Through the years, members of the Deseret News editorial staff learned to predict what would happen on those rare occasions when, for whatever reason, Charles Krauthammer's regular column did not run. The anxious phone calls would begin as if on cue.

"You haven't canceled him, have you?" readers would demand. Such was the value of his commentary, both in print and on television.

Krauthammer's death last week, at the too-young age of 68, left a void in the landscape of political discourse. He left at the exact wrong time, when his brand of reasoned, intellectual and civil analysis seems in increasingly short supply.

One attribute of a great columnist is that he or she is not predictable, that principles and facts are elevated above partisanship. Krauthammer wore the label of a conservative, but he was an independent thinker, unafraid to disagree with mainstream conservative thought when he deemed it necessary.

Other attributes a columnist should cultivate are those of an open mind and a broad worldview. Krauthammer was unafraid of the implications of new information. But then, he began his writing career as a speechwriter for Democratic senator and presidential candidate Walter Mondale. His move toward conservatism came honestly, through intellectual reasoning and adherence to what he considered core principles, but his experiences with the left informed him in ways many of today's strident voices can't appreciate.

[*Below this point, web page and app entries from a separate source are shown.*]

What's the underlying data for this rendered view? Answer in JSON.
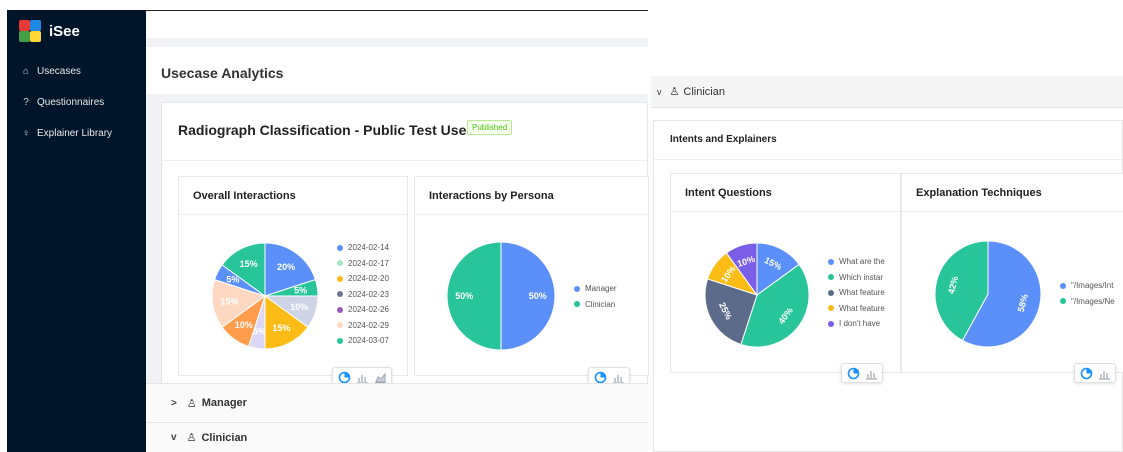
{
  "app": {
    "name": "iSee"
  },
  "sidebar": {
    "items": [
      {
        "label": "Usecases",
        "icon": "home-icon"
      },
      {
        "label": "Questionnaires",
        "icon": "question-icon"
      },
      {
        "label": "Explainer Library",
        "icon": "bulb-icon"
      }
    ]
  },
  "header": {
    "title": "Usecase Analytics"
  },
  "usecase": {
    "title": "Radiograph Classification - Public Test Use Case",
    "status": "Published"
  },
  "panels": {
    "overall": {
      "title": "Overall Interactions"
    },
    "persona": {
      "title": "Interactions by Persona"
    },
    "intent": {
      "title": "Intent Questions"
    },
    "explanation": {
      "title": "Explanation Techniques"
    }
  },
  "collapses": {
    "manager": "Manager",
    "clinician": "Clinician",
    "right_clinician": "Clinician"
  },
  "intents_card": {
    "title": "Intents and Explainers"
  },
  "colors": {
    "accent": "#1890ff",
    "sidebar_bg": "#001529",
    "published": "#52c41a"
  },
  "chart_data": [
    {
      "type": "pie",
      "title": "Overall Interactions",
      "series": [
        {
          "name": "2024-02-14",
          "value": 20,
          "label": "20%",
          "color": "#5b8ff9"
        },
        {
          "name": "2024-02-14",
          "value": 5,
          "label": "5%",
          "color": "#28c59a"
        },
        {
          "name": "2024-02-17",
          "value": 10,
          "label": "10%",
          "color": "#cfd3e6"
        },
        {
          "name": "2024-02-20",
          "value": 15,
          "label": "15%",
          "color": "#fbbd15"
        },
        {
          "name": "2024-02-20",
          "value": 5,
          "label": "5%",
          "color": "#dcd6f7"
        },
        {
          "name": "2024-02-23",
          "value": 10,
          "label": "10%",
          "color": "#ff9d4d"
        },
        {
          "name": "2024-02-29",
          "value": 15,
          "label": "15%",
          "color": "#ffd8c2"
        },
        {
          "name": "2024-02-29",
          "value": 5,
          "label": "5%",
          "color": "#5b8ff9"
        },
        {
          "name": "2024-03-07",
          "value": 15,
          "label": "15%",
          "color": "#28c59a"
        }
      ],
      "legend": [
        {
          "name": "2024-02-14",
          "color": "#5b8ff9"
        },
        {
          "name": "2024-02-17",
          "color": "#a9e4c8"
        },
        {
          "name": "2024-02-20",
          "color": "#fbbd15"
        },
        {
          "name": "2024-02-23",
          "color": "#6b7794"
        },
        {
          "name": "2024-02-26",
          "color": "#9b59b6"
        },
        {
          "name": "2024-02-29",
          "color": "#ffd8c2"
        },
        {
          "name": "2024-03-07",
          "color": "#28c59a"
        }
      ],
      "legend_position": "right"
    },
    {
      "type": "pie",
      "title": "Interactions by Persona",
      "series": [
        {
          "name": "Manager",
          "value": 50,
          "label": "50%",
          "color": "#5b8ff9"
        },
        {
          "name": "Clinician",
          "value": 50,
          "label": "50%",
          "color": "#28c59a"
        }
      ],
      "legend_position": "right"
    },
    {
      "type": "pie",
      "title": "Intent Questions",
      "series": [
        {
          "name": "What are the",
          "value": 15,
          "label": "15%",
          "color": "#5b8ff9"
        },
        {
          "name": "Which instar",
          "value": 40,
          "label": "40%",
          "color": "#28c59a"
        },
        {
          "name": "What feature",
          "value": 25,
          "label": "25%",
          "color": "#5d6b8a"
        },
        {
          "name": "What feature",
          "value": 10,
          "label": "10%",
          "color": "#fbbd15"
        },
        {
          "name": "I don't have",
          "value": 10,
          "label": "10%",
          "color": "#7a5ee8"
        }
      ],
      "legend_position": "right"
    },
    {
      "type": "pie",
      "title": "Explanation Techniques",
      "series": [
        {
          "name": "\"/Images/Int",
          "value": 58,
          "label": "58%",
          "color": "#5b8ff9"
        },
        {
          "name": "\"/Images/Ne",
          "value": 42,
          "label": "42%",
          "color": "#28c59a"
        }
      ],
      "legend_position": "right"
    }
  ]
}
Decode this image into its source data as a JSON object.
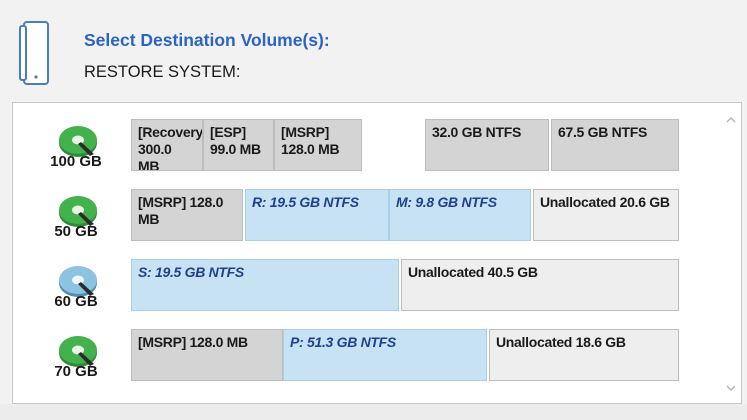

He was informed by his own unique set of life challenges, as well. Krauthammer was a Harvard medical student in the early 1970s when a diving accident left him paralyzed from the neck down. Such a devastating turn of events would have destroyed many people, but Krauthammer didn't let it keep him from his goals. He finished medical school and completed an internship. Then, as life does for many people, events combined to set him on the completely different path of political analysis.

Lives are shaped by such experiences, combined with core values and attributes such as attitude, determination and force of will. In Krauthammer, those combined to form a personality that was unfailingly civil and reasoned, despite the recent trend toward seemingly endless crudity and nastiness in public debate.

More than just polite, well reasoned and principle-based, however, Krauthammer was an American patriot. He stood for the world order American power had forged and crafted through two world wars, and he understood that power, and its limitations, in ways many of today's leaders do not.

To our loyal readers, we regret that Charles Krauthammer's unique observations on current world events no longer will appear on these pages. However, the Washington Post Syndicate, which distributed his work, has graciously re-released a few of what it calls its most cherished of his columns, which will run on these pages in coming days.

May they serve as somber reminders of what the world has lost and inspire a pursuit of the kind of thinking the American people must find.